The internet can be a great way to sell your products. For tangible products it’s easy - the order comes in, you process the payment (including sales tax, which you collect and remit to the state) and ship out the package. But what if what you’re selling isn’t a physical product that you ship?
Generally, digital products are “intangible” and sent to your customers electronically. These products can include digital books, music, internet TV and streaming media, webinars, subscriptions, software and apps, among many other products.
Is the sales tax process the same for these products? Are they even taxable?
Attempts to Standardize the Taxation of Digital Goods and Services
The U.S. has no uniform sales tax on digital items, though periodically there are attempts to firm up guidelines, such as the “Digital Goods and Services Tax Fairness Act of 2018” which failed to progress through the legislative branch. Federal regulation regarding digital sales nationwide generally attempts to pin down the appropriate tax jurisdiction – location of the sale, of the seller, of the consumer and so on – as well as the tax rate.
“There is substantial risk that without a national framework, multiple states and localities will claim they have authority to tax the same digital transaction,” reads the primer for the “Digital Goods and Services Tax Fairness Act of 2019,” sponsored by Sen. John Thune (R-SD) and Sen. Ron Wyden (D-OR) which also failed to make it through the legislative branch.
For now, each state and certain local jurisdictions decide what sales tax to charge, including on remote sellers and businesses where they have nexus.
States go their own way
Much like how states determine their own economic nexus thresholds, states tackle digital goods and services in a dizzying number of ways as well.
Slightly more than half the states tax sales of digital products.Some states, like Minnesota, exempt certain digital products. Wisconsin exempts seminars. They don’t like to make things simple if you couldn’t tell.
Some states tax ringtones as digital products and some don’t. North Carolina imposes tax on sales of e-delivered greeting cards and photographs. Nebraska taxes sales of “content cards” or “digital release cards” that allow purchasers to download specific digital goods if the product is taxable in other circumstances.
Some states like Alaska don’t have a general sales tax at all, but in that state localities are banding together to impose sales tax on products sold over the internet.
Connecticut recently hiked its sales-tax rate from 1% to 6.35% on most digital goods sold to consumers while maintaining the reduced rate of 1% when sold to businesses.
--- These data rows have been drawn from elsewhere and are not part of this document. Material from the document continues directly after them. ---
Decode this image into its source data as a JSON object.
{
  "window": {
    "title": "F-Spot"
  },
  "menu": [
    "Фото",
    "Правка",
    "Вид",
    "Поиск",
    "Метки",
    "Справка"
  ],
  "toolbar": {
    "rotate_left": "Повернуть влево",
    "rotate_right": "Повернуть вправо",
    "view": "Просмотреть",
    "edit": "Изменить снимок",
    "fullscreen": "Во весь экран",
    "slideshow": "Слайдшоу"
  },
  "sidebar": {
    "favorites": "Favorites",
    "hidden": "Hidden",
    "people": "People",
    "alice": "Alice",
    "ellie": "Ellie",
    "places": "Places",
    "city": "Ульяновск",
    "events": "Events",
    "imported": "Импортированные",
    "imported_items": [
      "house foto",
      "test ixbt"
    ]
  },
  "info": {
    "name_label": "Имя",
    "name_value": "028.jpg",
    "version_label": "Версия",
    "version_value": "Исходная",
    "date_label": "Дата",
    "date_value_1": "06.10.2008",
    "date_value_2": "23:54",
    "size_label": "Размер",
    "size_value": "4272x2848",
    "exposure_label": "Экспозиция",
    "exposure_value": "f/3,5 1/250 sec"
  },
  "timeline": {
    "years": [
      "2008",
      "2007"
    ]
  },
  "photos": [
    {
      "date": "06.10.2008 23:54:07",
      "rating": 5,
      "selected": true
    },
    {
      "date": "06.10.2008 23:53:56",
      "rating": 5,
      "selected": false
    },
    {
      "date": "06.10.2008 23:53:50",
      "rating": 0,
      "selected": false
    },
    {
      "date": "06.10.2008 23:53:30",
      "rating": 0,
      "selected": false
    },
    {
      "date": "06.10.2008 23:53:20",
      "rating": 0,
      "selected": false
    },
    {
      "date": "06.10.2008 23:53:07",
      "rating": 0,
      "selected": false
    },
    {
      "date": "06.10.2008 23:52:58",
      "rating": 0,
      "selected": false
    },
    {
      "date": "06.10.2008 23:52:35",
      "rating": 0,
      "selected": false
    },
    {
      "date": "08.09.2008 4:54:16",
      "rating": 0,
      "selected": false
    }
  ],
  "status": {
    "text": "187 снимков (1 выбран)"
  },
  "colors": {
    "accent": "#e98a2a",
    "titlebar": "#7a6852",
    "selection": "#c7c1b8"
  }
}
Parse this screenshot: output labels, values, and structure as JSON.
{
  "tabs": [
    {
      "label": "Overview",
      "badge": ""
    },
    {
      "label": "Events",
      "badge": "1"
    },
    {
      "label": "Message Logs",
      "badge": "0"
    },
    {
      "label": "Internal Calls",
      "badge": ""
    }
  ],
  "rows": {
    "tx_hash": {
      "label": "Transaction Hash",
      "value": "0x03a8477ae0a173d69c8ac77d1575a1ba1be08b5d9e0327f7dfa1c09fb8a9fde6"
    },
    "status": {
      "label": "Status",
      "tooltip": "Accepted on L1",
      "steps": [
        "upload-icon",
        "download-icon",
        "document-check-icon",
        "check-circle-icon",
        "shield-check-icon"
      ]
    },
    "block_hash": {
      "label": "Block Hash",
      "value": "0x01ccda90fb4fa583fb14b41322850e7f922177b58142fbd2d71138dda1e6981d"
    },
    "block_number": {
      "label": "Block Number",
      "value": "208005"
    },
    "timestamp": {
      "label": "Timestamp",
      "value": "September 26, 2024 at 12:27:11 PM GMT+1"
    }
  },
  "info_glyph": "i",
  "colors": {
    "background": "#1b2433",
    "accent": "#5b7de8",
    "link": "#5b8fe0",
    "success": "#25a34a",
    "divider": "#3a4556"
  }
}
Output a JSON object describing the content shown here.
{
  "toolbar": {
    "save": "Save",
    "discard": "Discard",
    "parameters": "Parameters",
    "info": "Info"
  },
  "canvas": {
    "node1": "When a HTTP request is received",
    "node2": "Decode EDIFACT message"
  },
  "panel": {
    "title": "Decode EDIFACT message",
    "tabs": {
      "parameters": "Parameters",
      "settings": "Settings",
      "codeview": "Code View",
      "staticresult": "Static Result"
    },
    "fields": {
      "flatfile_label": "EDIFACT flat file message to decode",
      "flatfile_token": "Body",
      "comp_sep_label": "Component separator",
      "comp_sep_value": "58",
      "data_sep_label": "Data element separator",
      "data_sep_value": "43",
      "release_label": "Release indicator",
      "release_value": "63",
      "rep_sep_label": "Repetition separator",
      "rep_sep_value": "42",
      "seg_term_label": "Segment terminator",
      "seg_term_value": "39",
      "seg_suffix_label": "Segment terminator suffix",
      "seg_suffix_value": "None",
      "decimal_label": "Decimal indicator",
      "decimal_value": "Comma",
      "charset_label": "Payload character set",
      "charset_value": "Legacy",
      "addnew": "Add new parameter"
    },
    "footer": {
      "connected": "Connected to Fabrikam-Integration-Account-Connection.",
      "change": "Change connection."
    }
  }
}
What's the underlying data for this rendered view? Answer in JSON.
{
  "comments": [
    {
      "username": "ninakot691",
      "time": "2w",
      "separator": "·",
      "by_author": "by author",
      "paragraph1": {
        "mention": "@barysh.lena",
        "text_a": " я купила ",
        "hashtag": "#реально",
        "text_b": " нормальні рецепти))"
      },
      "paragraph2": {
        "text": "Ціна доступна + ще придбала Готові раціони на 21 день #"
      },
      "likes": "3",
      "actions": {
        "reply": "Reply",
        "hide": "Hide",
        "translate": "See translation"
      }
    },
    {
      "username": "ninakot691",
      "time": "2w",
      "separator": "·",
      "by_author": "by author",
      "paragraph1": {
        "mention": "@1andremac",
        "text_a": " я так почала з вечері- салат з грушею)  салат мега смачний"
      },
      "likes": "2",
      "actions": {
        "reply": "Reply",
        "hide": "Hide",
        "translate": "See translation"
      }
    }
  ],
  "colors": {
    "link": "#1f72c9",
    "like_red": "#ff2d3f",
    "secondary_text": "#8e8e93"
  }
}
Some states have no definition of “digital” product or goods. Others use the Streamlined Sales Tax definition from the Streamlined Sales Tax Governing Board.
Still other states have their own definitions and conditions of taxability of digital products. In Indiana, “specified digital products” includes digital audio works, digital audiovisual works, and digital books electronically transferred.
Keeping up with all the different rules is not an easy task – and the consequences of non-compliance can be severe. State departments of taxation and revenue are good sources of information for the latest digital taxation developments. The Federation of Tax Administrators also provides updates.
You’ll have your work cut out for you: Between definitions, rate changes and the explosion of digital products, this area of sales and use tax can easily take a lot of attention.
We can help you stay on top of this ever-changing environment. TaxConnex is an outsourced sales department that can take the burden of sales tax off your plate. Contact us to learn what it means when sales tax is all on us.